::: Records for processing :::

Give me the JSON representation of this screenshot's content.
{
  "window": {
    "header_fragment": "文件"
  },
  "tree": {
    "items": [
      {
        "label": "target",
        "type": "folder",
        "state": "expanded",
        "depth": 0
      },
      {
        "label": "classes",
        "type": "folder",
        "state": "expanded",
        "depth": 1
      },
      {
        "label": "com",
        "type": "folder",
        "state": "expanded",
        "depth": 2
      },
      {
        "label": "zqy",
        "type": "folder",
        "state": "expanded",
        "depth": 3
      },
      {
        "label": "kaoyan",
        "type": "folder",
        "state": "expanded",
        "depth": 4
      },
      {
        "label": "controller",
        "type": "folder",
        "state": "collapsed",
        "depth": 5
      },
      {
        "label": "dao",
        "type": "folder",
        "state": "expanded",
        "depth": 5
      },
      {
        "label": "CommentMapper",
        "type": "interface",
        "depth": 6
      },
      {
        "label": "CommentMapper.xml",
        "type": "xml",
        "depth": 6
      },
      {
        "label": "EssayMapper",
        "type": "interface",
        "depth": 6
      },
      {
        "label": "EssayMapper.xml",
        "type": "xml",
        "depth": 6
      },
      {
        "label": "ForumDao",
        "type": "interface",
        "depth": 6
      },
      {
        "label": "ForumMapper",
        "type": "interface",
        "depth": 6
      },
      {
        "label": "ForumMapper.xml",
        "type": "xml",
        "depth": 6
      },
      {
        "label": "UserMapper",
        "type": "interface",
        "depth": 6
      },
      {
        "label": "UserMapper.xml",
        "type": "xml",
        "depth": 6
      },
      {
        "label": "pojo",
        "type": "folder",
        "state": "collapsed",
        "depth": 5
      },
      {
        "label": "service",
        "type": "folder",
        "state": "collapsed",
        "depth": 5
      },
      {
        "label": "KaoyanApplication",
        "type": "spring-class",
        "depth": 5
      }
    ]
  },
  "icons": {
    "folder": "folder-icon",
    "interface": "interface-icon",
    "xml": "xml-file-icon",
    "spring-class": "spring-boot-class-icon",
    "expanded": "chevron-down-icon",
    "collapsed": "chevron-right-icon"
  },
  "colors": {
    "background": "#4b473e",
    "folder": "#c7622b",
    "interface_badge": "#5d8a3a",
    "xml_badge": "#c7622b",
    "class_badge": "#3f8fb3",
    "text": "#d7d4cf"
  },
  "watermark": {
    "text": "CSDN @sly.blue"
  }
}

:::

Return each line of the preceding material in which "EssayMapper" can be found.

        "label": "EssayMapper",
        "label": "EssayMapper.xml",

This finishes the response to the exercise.